# DIRECTIONS FOR THIS TASK
Go through the material below and count the lines with the string "text"; the number is the whole answer.

_ _ _

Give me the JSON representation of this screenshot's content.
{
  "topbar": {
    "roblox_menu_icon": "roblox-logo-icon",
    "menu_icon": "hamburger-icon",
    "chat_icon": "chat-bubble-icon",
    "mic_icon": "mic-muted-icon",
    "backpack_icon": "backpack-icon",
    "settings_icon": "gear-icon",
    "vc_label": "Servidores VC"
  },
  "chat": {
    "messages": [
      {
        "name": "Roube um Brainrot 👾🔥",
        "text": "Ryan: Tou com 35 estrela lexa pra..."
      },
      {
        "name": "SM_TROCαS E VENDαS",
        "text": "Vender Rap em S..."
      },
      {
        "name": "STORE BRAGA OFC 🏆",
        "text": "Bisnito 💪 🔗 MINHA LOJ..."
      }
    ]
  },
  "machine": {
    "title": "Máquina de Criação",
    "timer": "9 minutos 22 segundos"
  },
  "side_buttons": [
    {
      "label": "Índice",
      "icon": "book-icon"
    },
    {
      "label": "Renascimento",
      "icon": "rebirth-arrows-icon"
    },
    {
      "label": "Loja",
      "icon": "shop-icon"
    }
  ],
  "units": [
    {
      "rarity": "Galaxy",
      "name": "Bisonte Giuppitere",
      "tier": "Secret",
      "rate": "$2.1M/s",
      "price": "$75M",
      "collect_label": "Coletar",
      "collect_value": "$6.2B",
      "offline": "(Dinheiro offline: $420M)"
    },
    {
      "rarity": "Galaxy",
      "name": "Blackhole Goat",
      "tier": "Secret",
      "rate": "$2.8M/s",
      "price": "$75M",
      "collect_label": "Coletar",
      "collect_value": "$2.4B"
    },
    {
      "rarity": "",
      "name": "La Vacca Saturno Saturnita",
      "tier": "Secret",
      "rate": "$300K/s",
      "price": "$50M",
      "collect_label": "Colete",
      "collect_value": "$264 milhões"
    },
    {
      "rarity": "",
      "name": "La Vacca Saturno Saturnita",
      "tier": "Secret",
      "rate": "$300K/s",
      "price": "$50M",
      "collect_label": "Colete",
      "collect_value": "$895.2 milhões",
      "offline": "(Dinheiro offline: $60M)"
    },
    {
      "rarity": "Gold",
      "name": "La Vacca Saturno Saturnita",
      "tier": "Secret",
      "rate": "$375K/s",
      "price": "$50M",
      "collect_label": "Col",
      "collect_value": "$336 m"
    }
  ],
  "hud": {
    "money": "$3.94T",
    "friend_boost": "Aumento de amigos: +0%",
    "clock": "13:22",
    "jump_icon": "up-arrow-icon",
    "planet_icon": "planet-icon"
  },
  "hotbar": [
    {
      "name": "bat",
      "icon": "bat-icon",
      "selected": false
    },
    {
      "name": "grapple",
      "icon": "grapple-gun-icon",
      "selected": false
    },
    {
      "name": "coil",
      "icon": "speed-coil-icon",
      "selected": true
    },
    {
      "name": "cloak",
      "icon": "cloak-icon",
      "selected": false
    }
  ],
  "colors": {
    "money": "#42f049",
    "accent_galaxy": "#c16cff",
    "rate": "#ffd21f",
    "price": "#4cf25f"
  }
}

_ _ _

# ANSWER TO THE EXERCISE
3